Instructions for the task: Wherever the word "maker" occurs in the listing, copy the whole line.

Materials provided:

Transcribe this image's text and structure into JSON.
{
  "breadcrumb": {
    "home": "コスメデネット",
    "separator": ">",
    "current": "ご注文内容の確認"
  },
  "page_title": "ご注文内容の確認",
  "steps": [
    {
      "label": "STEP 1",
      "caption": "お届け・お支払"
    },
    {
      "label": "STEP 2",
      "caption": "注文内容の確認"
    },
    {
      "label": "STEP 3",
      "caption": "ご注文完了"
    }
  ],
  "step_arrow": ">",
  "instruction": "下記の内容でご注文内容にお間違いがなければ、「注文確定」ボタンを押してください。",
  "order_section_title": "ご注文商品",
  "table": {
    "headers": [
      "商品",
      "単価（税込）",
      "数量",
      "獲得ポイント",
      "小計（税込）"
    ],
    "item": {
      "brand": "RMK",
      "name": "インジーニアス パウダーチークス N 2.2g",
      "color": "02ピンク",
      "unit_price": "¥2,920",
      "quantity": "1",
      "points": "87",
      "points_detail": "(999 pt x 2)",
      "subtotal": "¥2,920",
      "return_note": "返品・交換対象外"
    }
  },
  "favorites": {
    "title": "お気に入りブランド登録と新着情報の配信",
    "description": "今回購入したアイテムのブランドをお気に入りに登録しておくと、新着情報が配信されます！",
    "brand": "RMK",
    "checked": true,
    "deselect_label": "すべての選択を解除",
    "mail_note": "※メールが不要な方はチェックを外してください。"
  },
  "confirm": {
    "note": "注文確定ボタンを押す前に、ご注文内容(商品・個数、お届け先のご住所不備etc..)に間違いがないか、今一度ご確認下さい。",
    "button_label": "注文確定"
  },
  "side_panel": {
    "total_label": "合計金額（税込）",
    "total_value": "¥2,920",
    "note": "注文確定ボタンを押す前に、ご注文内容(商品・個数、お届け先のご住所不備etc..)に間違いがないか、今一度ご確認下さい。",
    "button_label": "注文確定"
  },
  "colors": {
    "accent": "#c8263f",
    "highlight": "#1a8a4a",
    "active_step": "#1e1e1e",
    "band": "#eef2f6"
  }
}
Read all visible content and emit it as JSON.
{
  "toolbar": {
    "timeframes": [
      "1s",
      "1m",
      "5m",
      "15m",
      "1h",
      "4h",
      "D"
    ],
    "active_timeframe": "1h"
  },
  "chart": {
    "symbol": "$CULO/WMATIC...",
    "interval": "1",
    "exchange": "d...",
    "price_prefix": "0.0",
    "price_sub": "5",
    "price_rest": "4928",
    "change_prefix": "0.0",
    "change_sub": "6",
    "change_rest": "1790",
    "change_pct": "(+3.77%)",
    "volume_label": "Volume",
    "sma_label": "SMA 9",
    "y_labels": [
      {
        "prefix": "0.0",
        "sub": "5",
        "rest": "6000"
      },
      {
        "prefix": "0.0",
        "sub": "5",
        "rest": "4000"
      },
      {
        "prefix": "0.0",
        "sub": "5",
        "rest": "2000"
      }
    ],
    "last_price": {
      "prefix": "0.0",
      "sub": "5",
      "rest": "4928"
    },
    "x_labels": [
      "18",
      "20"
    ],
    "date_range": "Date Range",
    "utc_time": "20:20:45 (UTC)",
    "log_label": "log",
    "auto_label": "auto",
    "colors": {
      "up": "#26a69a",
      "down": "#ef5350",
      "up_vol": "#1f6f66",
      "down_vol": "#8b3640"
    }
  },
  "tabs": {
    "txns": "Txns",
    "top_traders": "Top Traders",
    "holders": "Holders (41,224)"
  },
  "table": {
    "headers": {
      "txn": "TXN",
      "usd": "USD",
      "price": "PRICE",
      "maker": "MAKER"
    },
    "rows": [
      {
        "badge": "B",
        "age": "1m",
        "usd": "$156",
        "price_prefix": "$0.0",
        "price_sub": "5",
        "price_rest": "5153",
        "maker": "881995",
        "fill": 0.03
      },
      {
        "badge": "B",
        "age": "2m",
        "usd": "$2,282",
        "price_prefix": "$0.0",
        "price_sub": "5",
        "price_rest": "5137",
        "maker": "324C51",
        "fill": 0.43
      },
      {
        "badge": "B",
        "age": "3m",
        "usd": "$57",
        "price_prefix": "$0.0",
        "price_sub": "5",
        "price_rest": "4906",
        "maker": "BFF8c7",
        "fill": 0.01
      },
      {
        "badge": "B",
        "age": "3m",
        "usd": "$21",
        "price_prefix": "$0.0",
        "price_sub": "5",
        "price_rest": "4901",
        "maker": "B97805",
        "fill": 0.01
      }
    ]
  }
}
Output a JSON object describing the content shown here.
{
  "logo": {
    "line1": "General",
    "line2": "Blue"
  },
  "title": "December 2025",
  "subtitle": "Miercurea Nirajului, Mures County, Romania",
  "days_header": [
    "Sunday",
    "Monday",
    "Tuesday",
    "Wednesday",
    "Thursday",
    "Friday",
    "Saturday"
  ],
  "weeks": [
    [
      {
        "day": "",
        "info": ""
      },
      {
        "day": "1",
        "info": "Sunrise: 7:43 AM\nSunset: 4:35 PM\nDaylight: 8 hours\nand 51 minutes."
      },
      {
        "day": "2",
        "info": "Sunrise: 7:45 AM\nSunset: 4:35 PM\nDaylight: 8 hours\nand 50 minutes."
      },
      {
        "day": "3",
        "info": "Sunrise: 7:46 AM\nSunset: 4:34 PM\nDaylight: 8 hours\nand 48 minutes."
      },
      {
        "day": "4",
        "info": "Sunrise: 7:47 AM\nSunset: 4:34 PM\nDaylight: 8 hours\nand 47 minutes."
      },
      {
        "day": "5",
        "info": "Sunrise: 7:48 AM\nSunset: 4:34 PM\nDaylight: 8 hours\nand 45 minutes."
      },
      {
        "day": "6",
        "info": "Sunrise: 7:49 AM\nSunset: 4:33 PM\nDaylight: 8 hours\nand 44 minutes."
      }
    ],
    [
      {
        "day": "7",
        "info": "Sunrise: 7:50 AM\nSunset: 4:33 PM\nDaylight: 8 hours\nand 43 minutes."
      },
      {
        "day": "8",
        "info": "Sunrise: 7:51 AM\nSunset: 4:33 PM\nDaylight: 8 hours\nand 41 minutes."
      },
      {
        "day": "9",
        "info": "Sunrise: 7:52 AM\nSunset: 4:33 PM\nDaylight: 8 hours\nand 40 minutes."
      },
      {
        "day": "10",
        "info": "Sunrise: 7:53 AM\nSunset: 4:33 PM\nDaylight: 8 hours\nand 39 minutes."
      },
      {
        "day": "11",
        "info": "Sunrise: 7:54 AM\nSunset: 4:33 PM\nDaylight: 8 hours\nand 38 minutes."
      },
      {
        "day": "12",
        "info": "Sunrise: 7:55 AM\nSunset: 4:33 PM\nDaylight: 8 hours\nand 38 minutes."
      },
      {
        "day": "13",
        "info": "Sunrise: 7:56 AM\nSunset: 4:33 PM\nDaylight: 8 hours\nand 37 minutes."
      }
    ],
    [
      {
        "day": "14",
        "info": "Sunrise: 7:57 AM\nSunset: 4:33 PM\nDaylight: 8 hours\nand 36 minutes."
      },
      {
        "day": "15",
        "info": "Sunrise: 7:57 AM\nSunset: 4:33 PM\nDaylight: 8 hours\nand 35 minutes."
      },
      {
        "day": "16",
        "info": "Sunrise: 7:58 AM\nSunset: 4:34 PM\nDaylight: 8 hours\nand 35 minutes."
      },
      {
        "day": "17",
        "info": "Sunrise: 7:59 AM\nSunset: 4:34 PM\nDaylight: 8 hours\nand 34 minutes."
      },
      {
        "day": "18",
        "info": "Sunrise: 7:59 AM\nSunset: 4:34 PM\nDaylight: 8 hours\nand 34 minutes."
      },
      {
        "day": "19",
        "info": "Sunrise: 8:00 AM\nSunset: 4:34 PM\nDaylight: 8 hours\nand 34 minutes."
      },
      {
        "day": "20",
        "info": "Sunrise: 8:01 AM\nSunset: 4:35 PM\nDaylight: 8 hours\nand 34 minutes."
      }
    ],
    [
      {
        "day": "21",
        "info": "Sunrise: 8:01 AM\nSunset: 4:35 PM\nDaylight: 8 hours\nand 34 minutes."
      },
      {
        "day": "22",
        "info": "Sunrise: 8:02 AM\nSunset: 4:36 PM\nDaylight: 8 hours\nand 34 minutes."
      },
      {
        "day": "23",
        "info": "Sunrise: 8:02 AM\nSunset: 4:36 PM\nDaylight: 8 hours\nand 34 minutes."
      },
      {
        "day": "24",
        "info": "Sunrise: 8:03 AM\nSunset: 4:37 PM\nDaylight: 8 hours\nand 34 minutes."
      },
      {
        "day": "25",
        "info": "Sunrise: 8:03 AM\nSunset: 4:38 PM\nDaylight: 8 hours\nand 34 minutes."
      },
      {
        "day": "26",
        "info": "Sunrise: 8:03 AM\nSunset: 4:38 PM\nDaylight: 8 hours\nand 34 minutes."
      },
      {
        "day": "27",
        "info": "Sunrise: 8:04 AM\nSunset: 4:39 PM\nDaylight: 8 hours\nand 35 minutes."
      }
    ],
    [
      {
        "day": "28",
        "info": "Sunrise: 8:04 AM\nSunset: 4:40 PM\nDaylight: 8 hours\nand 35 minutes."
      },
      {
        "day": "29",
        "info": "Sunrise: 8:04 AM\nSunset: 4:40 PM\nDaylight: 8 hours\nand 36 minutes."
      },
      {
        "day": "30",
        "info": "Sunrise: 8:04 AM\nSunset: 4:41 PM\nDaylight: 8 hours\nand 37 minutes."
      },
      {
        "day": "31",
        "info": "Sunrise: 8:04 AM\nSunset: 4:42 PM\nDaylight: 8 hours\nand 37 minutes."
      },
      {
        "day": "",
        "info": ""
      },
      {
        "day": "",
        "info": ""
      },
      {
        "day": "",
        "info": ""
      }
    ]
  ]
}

Written answer:
      "maker": "MAKER"
        "maker": "881995",
        "maker": "324C51",
        "maker": "BFF8c7",
        "maker": "B97805",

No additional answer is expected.